March marks the third anniversary of what was initially branded “Operation Iraqi Freedom,” but has increasingly become “Operation Iraqi Civil War.” As more Americans have come to realize, the Iraq invasion presents Exhibit A of American foreign policy at its worst.
From war planning to democratization strategies, the Iraq war has fulminated into a succession of egregious mistakes. Instead of being welcomed with “sweets and flowers,” as one expatriate of Iraq and friend to the Bush administration claimed, American troops are being treated to roadside bombs and a growing resentment that has spilled over into a livid counter insurgency.
The real irony of Iraq is that all the distorted facts and exaggerated threats used as justifications for launching the war have become realities only as a result of the war. With cherry-picked intelligence and the 9/11 card close at hand, the Bush administration presented the case for preemptive war in Iraq as necessary in deterring the rogue state’s use of WMDs (weapons of mass destruction) on the United States.
After three years, not one WMD has been found. Although 2,300 American lives have been lost for the cause of protecting the American homeland from such stated threats, the invalidity of this justification has not seemed to ruffle President Bush’s feathers. In fact, in a fundraising luncheon during his reelection campaign, President Bush had his elitist base beside themselves with laughter as he pretended to search for WMDs around his podium.
Fortunately, the war has not produced any WMDs; however, stockpiles of conventional Iraqi weapons and radiological materials were lost during the invasion as troops were ordered to secure oil fields before weapons facilities. In turn, many of these weapons have fallen into the hands of counter-insurgents.
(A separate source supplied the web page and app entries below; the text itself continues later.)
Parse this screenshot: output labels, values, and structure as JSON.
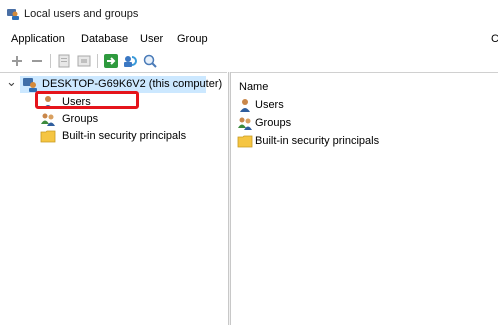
{
  "window": {
    "title": "Local users and groups",
    "icon": "users-app-icon"
  },
  "menu": [
    "Application",
    "Database",
    "User",
    "Group"
  ],
  "toolbar": {
    "buttons": [
      "add-icon",
      "remove-icon",
      "properties-icon",
      "edit-icon",
      "export-icon",
      "refresh-icon",
      "search-icon"
    ]
  },
  "tree": {
    "expand_glyph": "⌄",
    "root": {
      "label": "DESKTOP-G69K6V2 (this computer)",
      "icon": "computer-users-icon",
      "selected": true
    },
    "children": [
      {
        "label": "Users",
        "icon": "user-icon"
      },
      {
        "label": "Groups",
        "icon": "groups-icon"
      },
      {
        "label": "Built-in security principals",
        "icon": "folder-icon"
      }
    ]
  },
  "list": {
    "column_header": "Name",
    "rows": [
      {
        "label": "Users",
        "icon": "user-icon"
      },
      {
        "label": "Groups",
        "icon": "groups-icon"
      },
      {
        "label": "Built-in security principals",
        "icon": "folder-icon"
      }
    ]
  },
  "colors": {
    "selection": "#cce8ff",
    "annotation": "#e5141b",
    "folder": "#f5c542"
  },
  "partial_text": {
    "right_edge": "C"
  }
}
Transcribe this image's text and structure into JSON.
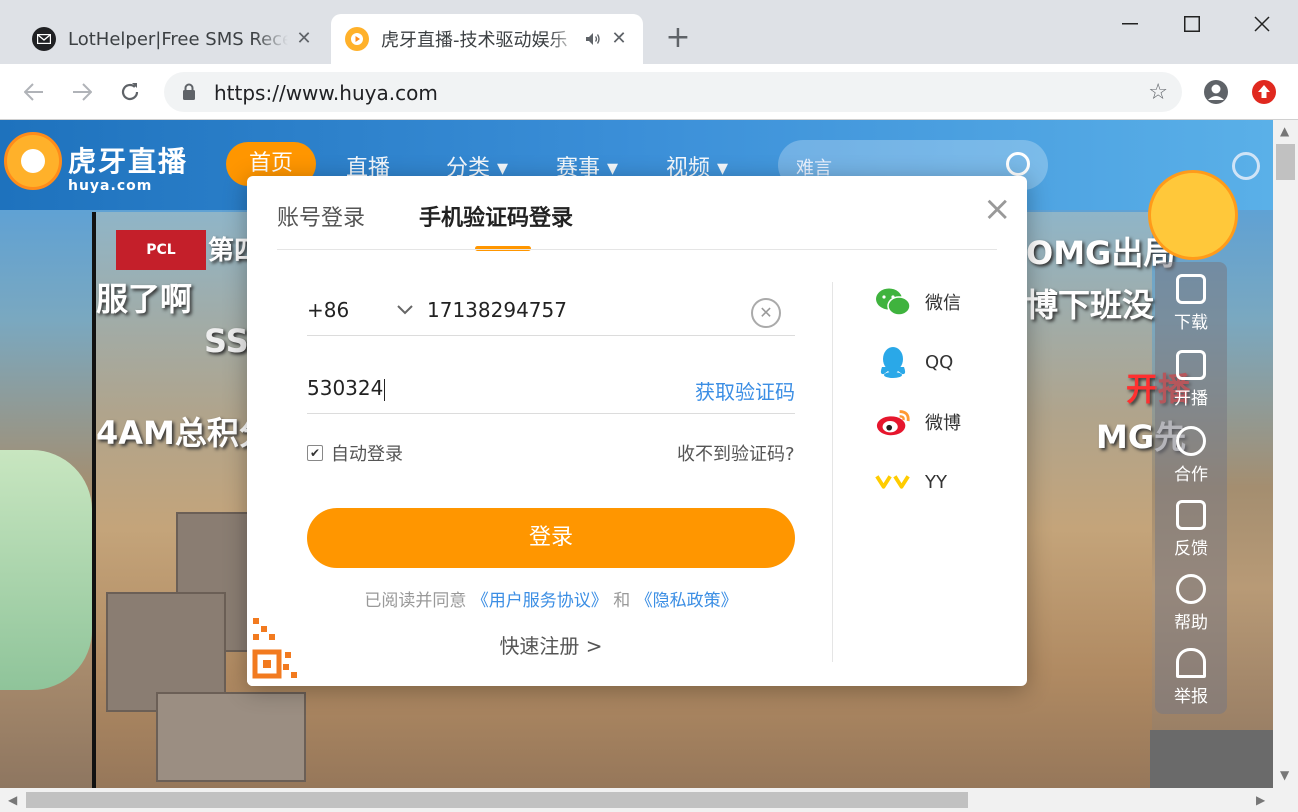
{
  "browser": {
    "tabs": [
      {
        "title": "LotHelper|Free SMS Receive",
        "active": false
      },
      {
        "title": "虎牙直播-技术驱动娱乐",
        "active": true
      }
    ],
    "url": "https://www.huya.com"
  },
  "site": {
    "brand": "虎牙直播",
    "brand_sub": "huya.com",
    "nav": [
      "首页",
      "直播",
      "分类",
      "赛事",
      "视频"
    ],
    "search_placeholder": "难言",
    "side_panel": [
      "下载",
      "开播",
      "合作",
      "反馈",
      "帮助",
      "举报"
    ],
    "overlay": {
      "pcl": "PCL",
      "round": "第四",
      "line1": "服了啊",
      "line2": "SSS",
      "line3": "4AM总积分",
      "right1": "OMG出局",
      "right2": "博下班没",
      "right3": "开播",
      "right4": "MG先"
    }
  },
  "login": {
    "tabs": [
      "账号登录",
      "手机验证码登录"
    ],
    "active_tab": 1,
    "country_code": "+86",
    "phone": "17138294757",
    "code": "530324",
    "get_code": "获取验证码",
    "remember": "自动登录",
    "no_code": "收不到验证码?",
    "submit": "登录",
    "agree_prefix": "已阅读并同意",
    "terms": "《用户服务协议》",
    "and": "和",
    "privacy": "《隐私政策》",
    "quick_register": "快速注册 >",
    "social": [
      {
        "name": "微信",
        "icon": "wechat-icon",
        "color": "#3fb33e"
      },
      {
        "name": "QQ",
        "icon": "qq-icon",
        "color": "#2aa8e8"
      },
      {
        "name": "微博",
        "icon": "weibo-icon",
        "color": "#e6162d"
      },
      {
        "name": "YY",
        "icon": "yy-icon",
        "color": "#ffcc00"
      }
    ]
  },
  "colors": {
    "accent": "#ff9600",
    "link": "#3b8ee4"
  }
}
Next, it was argued that there was a link between Saddam Hussein and al-Qaeda. Again, this claim turned out to be false – especially in light of a taped message broadcast by al-Jazeera in which Osama bin Laden labels Saddam Hussein an infidel.
In the context of Iraq today, though, a link between al-Qaeda and Iraq has been well established. Due to the fact that U.S. troops are overstretched, Iraq’s porous borders have been infiltrated by al-Qaeda operatives fueling the counter-insurgency. In addition, al-Qaeda has been successful in using the Iraq war as propaganda for recruiting new members.
It was also argued that a regime change in Iraq would be conducive to the fostering of world security by spreading freedom and democracy throughout the Middle East. Three years later, this claim could not be further from the truth.
One of the consequences of the war has been the revivalism of Salafi movements within the Middle East, which have spurred a shift away from moderately democratic regimes and unearthed a recruitment pool for radical Islamists and future terrorists. Moreover, Iran’s position in the region has been strengthened with the emergence of a Shiite-dominated government in Iraq. A Baghdad-Tehran alliance raises grave concern over the stability of the region – in particular, if a civil war were to break out in Iraq.
In addition, the war has exacerbated tensions between Shiites and Sunnis within Iraq, producing fears of a looming civil war and further regional sectarianism. If a civil war were to befall Iraq, the most likely consequence would be regional involvement. In other words, a civil war could pit Sunni Saudi Arabia and Jordan against Shiite – dominated Iraq and Iran.
The war has also abated any signs of goodwill that were shown towards the post-9/11 U.S. Anti-American sentiments have risen substantially, particularly, in densely populated Islamic countries. A Zogby poll taken in Indonesia, for example, found that between the years of 2002 and 2003 the number of Indonesians that viewed the United States favorably plunged from 61 percent to 15 percent.
While the pretenses for America’s unilateral engagement in Iraq were arguably well-intentioned, the consequences have polarized and brought instability to the Middle East, all the while sowing seeds of terrorism and anti-American sentiments worldwide. On this third anniversary of Iraq, it would do policymakers good to remember that famous 16th century proverbial saying, “The road to hell is paved with good intentions.”
Luci Storelli – Castro is a junior double major in political science and philosophy. Her columns run every Wednesday in the Collegian.